Items listed in a dataset
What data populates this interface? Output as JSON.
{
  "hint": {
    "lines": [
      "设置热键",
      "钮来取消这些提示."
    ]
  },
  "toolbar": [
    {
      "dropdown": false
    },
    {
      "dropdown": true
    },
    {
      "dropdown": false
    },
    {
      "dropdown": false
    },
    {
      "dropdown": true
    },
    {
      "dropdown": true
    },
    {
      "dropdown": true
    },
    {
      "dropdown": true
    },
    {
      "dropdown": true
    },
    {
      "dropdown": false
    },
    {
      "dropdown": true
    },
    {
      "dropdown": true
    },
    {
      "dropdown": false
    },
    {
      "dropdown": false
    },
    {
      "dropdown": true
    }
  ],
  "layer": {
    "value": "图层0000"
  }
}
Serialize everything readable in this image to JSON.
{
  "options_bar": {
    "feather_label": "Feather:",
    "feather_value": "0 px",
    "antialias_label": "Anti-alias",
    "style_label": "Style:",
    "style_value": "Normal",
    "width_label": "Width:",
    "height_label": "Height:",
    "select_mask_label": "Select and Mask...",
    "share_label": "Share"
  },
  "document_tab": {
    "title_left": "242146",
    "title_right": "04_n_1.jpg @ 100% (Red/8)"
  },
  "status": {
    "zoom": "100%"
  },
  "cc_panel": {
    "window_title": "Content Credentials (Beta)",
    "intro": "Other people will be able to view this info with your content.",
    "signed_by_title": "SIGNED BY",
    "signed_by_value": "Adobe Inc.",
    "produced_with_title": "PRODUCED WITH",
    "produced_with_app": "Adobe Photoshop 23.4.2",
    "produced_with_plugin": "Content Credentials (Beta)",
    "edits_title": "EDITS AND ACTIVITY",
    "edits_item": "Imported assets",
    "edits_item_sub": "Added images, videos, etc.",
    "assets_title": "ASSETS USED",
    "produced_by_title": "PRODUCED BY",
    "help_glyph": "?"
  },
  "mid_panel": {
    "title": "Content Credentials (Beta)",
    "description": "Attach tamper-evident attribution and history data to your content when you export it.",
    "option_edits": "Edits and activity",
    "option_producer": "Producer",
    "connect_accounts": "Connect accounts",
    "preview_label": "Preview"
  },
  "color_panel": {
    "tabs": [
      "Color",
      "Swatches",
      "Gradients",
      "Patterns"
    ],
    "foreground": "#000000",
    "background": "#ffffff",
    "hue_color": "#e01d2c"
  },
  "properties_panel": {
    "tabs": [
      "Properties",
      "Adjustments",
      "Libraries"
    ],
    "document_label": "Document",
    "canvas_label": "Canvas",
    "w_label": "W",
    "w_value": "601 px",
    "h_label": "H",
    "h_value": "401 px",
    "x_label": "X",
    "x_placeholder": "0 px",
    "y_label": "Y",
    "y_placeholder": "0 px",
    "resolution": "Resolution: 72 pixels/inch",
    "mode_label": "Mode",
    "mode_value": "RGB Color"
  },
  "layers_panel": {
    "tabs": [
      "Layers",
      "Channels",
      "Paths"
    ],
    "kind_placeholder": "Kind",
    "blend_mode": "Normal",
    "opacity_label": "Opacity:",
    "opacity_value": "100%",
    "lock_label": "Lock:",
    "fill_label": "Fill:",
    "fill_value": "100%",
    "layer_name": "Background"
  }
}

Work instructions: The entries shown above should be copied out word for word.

Solved exercise:
What data populates this interface? Output as JSON.
{
  "hint": {
    "lines": [
      "设置热键",
      "钮来取消这些提示."
    ]
  },
  "toolbar": [
    {
      "dropdown": false
    },
    {
      "dropdown": true
    },
    {
      "dropdown": false
    },
    {
      "dropdown": false
    },
    {
      "dropdown": true
    },
    {
      "dropdown": true
    },
    {
      "dropdown": true
    },
    {
      "dropdown": true
    },
    {
      "dropdown": true
    },
    {
      "dropdown": false
    },
    {
      "dropdown": true
    },
    {
      "dropdown": true
    },
    {
      "dropdown": false
    },
    {
      "dropdown": false
    },
    {
      "dropdown": true
    }
  ],
  "layer": {
    "value": "图层0000"
  }
}
Serialize everything readable in this image to JSON.
{
  "options_bar": {
    "feather_label": "Feather:",
    "feather_value": "0 px",
    "antialias_label": "Anti-alias",
    "style_label": "Style:",
    "style_value": "Normal",
    "width_label": "Width:",
    "height_label": "Height:",
    "select_mask_label": "Select and Mask...",
    "share_label": "Share"
  },
  "document_tab": {
    "title_left": "242146",
    "title_right": "04_n_1.jpg @ 100% (Red/8)"
  },
  "status": {
    "zoom": "100%"
  },
  "cc_panel": {
    "window_title": "Content Credentials (Beta)",
    "intro": "Other people will be able to view this info with your content.",
    "signed_by_title": "SIGNED BY",
    "signed_by_value": "Adobe Inc.",
    "produced_with_title": "PRODUCED WITH",
    "produced_with_app": "Adobe Photoshop 23.4.2",
    "produced_with_plugin": "Content Credentials (Beta)",
    "edits_title": "EDITS AND ACTIVITY",
    "edits_item": "Imported assets",
    "edits_item_sub": "Added images, videos, etc.",
    "assets_title": "ASSETS USED",
    "produced_by_title": "PRODUCED BY",
    "help_glyph": "?"
  },
  "mid_panel": {
    "title": "Content Credentials (Beta)",
    "description": "Attach tamper-evident attribution and history data to your content when you export it.",
    "option_edits": "Edits and activity",
    "option_producer": "Producer",
    "connect_accounts": "Connect accounts",
    "preview_label": "Preview"
  },
  "color_panel": {
    "tabs": [
      "Color",
      "Swatches",
      "Gradients",
      "Patterns"
    ],
    "foreground": "#000000",
    "background": "#ffffff",
    "hue_color": "#e01d2c"
  },
  "properties_panel": {
    "tabs": [
      "Properties",
      "Adjustments",
      "Libraries"
    ],
    "document_label": "Document",
    "canvas_label": "Canvas",
    "w_label": "W",
    "w_value": "601 px",
    "h_label": "H",
    "h_value": "401 px",
    "x_label": "X",
    "x_placeholder": "0 px",
    "y_label": "Y",
    "y_placeholder": "0 px",
    "resolution": "Resolution: 72 pixels/inch",
    "mode_label": "Mode",
    "mode_value": "RGB Color"
  },
  "layers_panel": {
    "tabs": [
      "Layers",
      "Channels",
      "Paths"
    ],
    "kind_placeholder": "Kind",
    "blend_mode": "Normal",
    "opacity_label": "Opacity:",
    "opacity_value": "100%",
    "lock_label": "Lock:",
    "fill_label": "Fill:",
    "fill_value": "100%",
    "layer_name": "Background"
  }
}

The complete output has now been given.